Search the records for "color" and copy each line that holds it.

Dataset excerpts:

********************

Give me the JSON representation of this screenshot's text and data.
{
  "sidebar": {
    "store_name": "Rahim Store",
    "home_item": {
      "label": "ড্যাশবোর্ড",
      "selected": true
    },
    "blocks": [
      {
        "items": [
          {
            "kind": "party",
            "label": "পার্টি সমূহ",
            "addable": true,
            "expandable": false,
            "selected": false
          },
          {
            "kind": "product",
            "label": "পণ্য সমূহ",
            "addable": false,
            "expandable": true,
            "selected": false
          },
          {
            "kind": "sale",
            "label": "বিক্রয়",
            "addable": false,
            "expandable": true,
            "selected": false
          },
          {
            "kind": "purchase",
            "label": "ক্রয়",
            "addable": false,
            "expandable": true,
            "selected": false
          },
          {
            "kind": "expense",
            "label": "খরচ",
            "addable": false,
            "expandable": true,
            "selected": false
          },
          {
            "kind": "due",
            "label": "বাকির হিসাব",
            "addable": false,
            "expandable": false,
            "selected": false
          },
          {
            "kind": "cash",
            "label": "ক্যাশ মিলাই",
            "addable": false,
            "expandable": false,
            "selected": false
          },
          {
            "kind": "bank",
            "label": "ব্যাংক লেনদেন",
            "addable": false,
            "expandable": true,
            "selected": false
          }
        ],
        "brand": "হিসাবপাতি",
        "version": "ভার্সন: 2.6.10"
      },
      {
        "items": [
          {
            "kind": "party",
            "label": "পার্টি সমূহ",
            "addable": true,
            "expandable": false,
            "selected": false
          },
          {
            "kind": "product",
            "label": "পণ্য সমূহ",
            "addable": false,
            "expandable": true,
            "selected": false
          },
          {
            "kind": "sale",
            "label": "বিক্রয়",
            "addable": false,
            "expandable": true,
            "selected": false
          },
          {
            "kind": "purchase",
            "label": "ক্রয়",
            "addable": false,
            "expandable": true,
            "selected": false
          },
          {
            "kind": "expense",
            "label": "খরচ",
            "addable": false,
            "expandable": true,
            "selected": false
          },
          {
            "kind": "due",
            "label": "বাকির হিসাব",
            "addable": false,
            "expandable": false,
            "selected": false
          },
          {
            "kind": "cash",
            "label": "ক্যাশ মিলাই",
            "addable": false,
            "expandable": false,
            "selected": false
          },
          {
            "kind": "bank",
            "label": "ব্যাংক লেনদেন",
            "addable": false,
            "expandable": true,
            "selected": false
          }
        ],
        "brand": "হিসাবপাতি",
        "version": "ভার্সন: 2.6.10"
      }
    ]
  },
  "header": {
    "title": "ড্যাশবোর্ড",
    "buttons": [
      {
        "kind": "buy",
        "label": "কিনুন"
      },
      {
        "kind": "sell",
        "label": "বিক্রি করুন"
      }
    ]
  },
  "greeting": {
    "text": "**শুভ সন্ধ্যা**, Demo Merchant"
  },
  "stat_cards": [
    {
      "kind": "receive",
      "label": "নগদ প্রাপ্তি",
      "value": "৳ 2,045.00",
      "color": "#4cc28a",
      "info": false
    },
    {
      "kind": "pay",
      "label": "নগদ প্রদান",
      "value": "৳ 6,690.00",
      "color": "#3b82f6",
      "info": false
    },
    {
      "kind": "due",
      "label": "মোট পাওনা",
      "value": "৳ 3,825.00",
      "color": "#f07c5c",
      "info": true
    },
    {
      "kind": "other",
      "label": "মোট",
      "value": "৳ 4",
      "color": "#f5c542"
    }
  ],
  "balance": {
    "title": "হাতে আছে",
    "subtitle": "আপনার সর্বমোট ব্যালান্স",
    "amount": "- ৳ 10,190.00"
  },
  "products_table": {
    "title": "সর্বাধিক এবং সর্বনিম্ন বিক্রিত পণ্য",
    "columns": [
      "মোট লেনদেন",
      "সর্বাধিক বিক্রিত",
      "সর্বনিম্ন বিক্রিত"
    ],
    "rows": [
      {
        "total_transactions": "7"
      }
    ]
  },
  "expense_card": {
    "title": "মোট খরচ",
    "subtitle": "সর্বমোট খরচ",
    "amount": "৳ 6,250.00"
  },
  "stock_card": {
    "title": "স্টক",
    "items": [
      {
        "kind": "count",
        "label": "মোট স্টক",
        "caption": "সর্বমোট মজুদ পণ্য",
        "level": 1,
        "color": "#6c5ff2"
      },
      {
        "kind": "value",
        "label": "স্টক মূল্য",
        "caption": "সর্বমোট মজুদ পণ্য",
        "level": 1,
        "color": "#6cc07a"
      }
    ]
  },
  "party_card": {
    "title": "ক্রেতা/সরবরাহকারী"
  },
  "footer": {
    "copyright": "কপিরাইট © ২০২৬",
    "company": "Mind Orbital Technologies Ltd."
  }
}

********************

• PROBLEM SOLUTION:
      "color": "#4cc28a",
      "color": "#3b82f6",
      "color": "#f07c5c",
      "color": "#f5c542"
        "color": "#6c5ff2"
        "color": "#6cc07a"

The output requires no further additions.